A Discussion on Geographies of Consumption Curated by the Mohile Parikh Center
7th January, 2015
Geographies of Consumption | Bombay/Mumbai, is a public art project conceived and curated by the Mohile Parikh Center. It critically investigates the impact of consumption on natural resources in the city, and on human bodies, our ecosystems and cultures. Interspersed in the project are study groups, screenings, public lectures, an annual symposia, and publication.
It is a platform for diverse actors to discuss our ‘rights to the city’, igniting socially innovative ideas to enable a more farsighted approach to the environment in Bombay. Artists, geographers, urban researchers, architects, social scientists, environment management experts, students, and grass-root civil society organizations are encouraged to collaborate on creative projects for the city.
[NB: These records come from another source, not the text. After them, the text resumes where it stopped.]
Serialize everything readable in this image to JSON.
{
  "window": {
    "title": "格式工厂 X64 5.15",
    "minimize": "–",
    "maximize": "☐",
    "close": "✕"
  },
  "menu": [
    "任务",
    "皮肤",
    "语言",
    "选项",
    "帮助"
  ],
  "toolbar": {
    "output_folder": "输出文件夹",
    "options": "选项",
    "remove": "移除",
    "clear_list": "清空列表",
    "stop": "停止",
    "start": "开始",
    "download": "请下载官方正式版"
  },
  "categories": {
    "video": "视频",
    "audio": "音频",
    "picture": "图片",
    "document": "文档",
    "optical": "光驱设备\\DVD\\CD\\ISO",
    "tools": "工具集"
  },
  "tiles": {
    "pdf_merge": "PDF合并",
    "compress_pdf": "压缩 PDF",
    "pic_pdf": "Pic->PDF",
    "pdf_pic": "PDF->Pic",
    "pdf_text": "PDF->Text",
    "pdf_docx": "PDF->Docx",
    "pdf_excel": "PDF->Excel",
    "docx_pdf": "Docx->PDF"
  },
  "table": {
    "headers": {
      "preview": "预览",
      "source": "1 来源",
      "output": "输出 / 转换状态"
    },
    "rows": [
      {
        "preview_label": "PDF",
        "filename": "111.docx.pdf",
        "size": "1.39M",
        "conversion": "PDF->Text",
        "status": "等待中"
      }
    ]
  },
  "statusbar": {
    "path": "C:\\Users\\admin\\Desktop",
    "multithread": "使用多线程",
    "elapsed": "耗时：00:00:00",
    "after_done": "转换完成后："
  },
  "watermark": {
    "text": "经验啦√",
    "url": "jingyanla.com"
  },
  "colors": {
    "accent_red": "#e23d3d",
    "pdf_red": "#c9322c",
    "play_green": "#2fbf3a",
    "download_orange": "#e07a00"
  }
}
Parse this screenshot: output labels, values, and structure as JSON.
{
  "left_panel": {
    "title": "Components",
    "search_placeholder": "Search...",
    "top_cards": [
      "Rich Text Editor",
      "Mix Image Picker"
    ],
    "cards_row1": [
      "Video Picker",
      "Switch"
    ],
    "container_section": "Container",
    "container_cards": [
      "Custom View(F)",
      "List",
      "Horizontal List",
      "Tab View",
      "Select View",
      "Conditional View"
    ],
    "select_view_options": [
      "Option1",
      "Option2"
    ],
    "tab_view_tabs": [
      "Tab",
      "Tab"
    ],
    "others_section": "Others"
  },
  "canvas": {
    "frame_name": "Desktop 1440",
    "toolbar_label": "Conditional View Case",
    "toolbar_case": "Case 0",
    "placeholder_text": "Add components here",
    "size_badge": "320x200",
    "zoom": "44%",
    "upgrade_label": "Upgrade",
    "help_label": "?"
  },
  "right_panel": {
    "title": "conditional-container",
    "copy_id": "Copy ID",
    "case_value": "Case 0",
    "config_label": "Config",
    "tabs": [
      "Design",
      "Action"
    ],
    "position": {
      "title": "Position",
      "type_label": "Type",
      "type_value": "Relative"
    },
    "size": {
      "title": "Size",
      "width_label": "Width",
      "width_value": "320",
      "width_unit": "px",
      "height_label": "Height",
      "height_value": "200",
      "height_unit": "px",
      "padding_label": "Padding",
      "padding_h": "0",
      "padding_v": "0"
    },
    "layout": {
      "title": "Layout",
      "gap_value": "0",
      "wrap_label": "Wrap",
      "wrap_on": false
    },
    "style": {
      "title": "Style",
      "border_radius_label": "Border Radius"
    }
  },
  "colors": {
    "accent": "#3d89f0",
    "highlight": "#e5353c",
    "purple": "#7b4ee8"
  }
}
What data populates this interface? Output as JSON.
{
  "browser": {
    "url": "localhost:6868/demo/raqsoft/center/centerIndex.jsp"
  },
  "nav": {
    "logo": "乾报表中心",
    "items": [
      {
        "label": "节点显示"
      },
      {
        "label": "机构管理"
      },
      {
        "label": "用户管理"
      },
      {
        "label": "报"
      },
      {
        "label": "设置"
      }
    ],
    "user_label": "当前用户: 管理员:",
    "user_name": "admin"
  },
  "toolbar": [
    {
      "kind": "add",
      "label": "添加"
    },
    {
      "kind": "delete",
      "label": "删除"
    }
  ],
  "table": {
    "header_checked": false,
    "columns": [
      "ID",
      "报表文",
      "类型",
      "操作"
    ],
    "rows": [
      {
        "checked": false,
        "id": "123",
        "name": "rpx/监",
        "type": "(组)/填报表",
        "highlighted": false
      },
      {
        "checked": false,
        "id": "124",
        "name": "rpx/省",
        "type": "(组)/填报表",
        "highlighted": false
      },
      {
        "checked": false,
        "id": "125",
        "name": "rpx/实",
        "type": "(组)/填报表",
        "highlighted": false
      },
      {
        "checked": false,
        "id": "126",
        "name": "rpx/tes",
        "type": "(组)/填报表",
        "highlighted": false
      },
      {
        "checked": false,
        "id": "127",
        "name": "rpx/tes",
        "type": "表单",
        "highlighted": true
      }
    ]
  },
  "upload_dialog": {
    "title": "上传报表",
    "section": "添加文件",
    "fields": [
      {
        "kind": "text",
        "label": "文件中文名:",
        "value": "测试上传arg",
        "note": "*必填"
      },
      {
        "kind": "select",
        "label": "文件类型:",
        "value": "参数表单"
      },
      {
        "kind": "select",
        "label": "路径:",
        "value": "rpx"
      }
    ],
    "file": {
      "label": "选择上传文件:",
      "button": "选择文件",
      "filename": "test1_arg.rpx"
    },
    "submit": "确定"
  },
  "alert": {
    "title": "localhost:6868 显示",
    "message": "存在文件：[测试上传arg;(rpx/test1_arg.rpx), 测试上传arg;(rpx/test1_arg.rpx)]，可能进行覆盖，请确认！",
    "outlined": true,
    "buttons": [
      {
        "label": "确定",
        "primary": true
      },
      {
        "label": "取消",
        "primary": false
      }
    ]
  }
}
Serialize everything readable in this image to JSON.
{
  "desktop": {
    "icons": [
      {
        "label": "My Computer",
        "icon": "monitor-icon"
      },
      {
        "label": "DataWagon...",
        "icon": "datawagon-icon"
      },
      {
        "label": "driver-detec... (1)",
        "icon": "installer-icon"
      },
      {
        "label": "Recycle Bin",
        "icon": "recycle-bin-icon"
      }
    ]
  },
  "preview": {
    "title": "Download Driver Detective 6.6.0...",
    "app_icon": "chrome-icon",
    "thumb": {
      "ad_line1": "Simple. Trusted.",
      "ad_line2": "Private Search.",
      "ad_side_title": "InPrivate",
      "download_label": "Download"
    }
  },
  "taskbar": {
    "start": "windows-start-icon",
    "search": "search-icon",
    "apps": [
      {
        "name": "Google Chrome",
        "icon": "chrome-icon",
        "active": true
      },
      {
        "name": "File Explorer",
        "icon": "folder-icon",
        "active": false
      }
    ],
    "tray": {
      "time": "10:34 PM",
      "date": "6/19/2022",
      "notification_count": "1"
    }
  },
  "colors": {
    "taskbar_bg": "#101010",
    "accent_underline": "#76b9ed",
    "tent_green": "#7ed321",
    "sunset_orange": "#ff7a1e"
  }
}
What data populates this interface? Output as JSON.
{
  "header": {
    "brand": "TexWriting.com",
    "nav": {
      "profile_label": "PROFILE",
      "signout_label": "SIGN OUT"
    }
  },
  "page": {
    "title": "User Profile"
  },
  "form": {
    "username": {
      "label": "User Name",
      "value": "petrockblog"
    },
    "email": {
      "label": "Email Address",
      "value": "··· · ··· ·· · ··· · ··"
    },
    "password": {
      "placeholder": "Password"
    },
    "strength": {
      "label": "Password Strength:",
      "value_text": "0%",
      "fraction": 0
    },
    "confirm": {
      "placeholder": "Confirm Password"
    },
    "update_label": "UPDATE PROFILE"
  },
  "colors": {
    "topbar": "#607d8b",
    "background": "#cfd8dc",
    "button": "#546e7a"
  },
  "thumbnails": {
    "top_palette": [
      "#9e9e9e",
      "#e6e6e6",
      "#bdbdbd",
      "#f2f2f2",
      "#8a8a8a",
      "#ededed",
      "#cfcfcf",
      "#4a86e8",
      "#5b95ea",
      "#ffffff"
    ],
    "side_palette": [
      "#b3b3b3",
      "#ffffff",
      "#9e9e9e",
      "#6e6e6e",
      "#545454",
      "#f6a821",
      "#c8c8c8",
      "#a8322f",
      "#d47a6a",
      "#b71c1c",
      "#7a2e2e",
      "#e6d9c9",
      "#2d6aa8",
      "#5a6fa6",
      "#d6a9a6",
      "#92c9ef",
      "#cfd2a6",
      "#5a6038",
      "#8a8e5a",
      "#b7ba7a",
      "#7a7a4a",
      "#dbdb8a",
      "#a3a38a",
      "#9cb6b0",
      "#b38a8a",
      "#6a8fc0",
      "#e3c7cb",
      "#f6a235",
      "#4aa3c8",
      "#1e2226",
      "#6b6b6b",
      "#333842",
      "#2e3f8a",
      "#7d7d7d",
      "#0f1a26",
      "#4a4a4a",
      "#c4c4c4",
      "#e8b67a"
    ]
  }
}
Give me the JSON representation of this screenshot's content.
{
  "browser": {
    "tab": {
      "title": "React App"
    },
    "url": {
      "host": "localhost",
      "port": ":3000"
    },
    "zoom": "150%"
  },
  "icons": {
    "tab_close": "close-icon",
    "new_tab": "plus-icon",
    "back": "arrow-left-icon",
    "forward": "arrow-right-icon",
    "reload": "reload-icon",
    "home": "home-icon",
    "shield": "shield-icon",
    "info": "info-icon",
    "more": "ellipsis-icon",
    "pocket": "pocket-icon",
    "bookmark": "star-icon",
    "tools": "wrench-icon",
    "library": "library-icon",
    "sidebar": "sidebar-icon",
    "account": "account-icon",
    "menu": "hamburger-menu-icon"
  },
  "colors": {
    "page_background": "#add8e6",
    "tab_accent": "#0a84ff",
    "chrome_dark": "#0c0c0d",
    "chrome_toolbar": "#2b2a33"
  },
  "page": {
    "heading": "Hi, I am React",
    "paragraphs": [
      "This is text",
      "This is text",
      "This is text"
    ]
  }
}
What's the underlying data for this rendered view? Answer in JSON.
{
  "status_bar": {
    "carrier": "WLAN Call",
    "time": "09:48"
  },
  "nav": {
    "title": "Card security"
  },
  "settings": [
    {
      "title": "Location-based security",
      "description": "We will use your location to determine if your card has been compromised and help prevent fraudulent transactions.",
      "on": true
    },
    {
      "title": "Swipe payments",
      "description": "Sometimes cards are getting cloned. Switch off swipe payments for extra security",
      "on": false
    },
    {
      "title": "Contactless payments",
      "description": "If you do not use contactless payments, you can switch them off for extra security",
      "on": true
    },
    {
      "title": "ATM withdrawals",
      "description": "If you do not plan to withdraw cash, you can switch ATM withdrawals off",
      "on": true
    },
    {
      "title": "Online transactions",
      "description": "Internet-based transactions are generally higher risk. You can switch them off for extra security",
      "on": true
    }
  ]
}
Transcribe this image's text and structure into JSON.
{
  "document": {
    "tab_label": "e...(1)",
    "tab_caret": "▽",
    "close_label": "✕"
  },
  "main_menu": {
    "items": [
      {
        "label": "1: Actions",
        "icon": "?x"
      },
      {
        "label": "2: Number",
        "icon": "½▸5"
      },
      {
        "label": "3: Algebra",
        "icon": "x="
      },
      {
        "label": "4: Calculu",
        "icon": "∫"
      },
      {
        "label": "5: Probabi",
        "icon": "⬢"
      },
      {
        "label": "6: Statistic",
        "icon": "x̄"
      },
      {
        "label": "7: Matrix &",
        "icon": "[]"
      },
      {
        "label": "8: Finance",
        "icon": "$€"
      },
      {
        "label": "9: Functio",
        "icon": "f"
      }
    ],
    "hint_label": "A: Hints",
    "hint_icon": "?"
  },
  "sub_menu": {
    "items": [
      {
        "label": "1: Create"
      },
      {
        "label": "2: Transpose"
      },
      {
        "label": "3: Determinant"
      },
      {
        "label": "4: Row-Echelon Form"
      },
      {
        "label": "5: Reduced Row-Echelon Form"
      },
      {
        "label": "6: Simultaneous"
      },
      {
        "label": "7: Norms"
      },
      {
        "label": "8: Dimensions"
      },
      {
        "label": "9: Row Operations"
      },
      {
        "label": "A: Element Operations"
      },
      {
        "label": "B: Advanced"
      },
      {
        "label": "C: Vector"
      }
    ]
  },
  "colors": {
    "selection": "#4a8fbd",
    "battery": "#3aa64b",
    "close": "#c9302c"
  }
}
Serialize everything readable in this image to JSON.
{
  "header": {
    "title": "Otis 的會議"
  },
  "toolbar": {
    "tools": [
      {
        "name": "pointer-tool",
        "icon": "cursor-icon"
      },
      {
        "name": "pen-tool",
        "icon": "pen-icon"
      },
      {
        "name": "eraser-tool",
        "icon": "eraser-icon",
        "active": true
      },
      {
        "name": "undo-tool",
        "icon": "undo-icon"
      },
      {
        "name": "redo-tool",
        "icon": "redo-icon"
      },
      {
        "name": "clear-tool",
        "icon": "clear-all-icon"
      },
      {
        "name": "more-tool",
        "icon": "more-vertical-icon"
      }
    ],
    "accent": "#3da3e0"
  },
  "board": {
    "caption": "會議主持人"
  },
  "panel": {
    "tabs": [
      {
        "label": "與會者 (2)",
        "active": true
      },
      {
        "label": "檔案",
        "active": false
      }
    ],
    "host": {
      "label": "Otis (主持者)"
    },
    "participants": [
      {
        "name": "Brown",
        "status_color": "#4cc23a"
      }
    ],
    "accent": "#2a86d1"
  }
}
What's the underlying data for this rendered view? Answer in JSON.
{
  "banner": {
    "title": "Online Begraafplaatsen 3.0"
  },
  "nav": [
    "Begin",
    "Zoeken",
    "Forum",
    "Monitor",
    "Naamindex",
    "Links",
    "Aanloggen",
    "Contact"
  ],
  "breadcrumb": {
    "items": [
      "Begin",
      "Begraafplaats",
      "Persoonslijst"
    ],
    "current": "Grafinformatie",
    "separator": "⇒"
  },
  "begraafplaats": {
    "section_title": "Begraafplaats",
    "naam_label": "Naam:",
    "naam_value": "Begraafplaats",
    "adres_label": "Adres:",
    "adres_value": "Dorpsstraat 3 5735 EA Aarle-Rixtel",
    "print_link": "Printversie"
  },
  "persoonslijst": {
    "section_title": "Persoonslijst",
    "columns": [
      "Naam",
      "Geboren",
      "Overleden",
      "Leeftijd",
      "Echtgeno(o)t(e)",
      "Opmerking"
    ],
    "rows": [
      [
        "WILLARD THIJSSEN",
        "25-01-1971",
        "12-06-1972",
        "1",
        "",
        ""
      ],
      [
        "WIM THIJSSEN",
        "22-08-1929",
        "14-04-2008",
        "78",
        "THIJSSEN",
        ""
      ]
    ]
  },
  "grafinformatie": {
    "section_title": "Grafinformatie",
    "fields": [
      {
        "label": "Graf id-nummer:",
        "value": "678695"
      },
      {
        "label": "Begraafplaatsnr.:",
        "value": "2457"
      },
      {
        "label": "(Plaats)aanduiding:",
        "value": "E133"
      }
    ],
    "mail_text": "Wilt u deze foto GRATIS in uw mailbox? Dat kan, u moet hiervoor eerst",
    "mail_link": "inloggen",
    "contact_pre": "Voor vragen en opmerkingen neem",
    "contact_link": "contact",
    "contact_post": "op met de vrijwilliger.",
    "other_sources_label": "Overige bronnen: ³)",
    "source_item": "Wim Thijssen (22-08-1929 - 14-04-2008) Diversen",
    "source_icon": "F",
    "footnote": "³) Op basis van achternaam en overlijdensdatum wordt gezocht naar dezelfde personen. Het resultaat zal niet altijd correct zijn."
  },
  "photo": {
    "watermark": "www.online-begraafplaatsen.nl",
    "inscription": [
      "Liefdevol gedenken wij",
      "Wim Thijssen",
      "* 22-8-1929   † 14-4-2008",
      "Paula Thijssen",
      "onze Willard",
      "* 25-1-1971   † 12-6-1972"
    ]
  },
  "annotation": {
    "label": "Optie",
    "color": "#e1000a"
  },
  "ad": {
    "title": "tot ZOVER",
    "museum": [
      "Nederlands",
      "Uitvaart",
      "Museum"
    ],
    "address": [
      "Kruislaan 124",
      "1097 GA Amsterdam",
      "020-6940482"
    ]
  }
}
Through the lens of urban consumption, fifteen public art projects will focus on the themes of Land, Water, and Food.
Production and consumption are deeply connected to processes of urbanization, their conditions and consequences. Across the 20th and 21st centuries, there has been a proliferation of urban areas across the globe. But has this urban turn, concentrated to cities, contributed to human well-being? The panel discussion will explore these questions through an interdisciplinary format, as a launch to the project.
Panelists: Shantanu Roy, Navjot Altaf, Rahul Srivastava and Matias Echanove | Discussant: Amrita Gupta Singh
Shantanu Roy is Senior Vice President at the Environmental Management Centre LLP, Mumbai. His blend of experience with academic and research institutions, private sector and financing institutions, and governments has provided him a synergistic approach to environmental management and sustainability. He is associated with the Ekonnect Knowledge Foundation, in its Green Purchasing Network India program.
Navjot Altaf is a senior artist whose oeuvre constitutes of multidisciplinary approaches to video, sculptures, installations, and site-specific works. She continues to collaborate with indigenous artists and community members in Bastar, Chattisgarh, since 1997. Her imagery is drawn from her theoretical and methodological innovation, and engaged readings of historical and contemporary art, film and cultural theory.
Rahul Srivastava and Matias Echanove are the co-directors of the Institute of Urbanology, based in Mumbai and Goa. The institute engages with debates on urban development by working with local community groups, creating new concepts, implementing projects and recommending strategies and policies.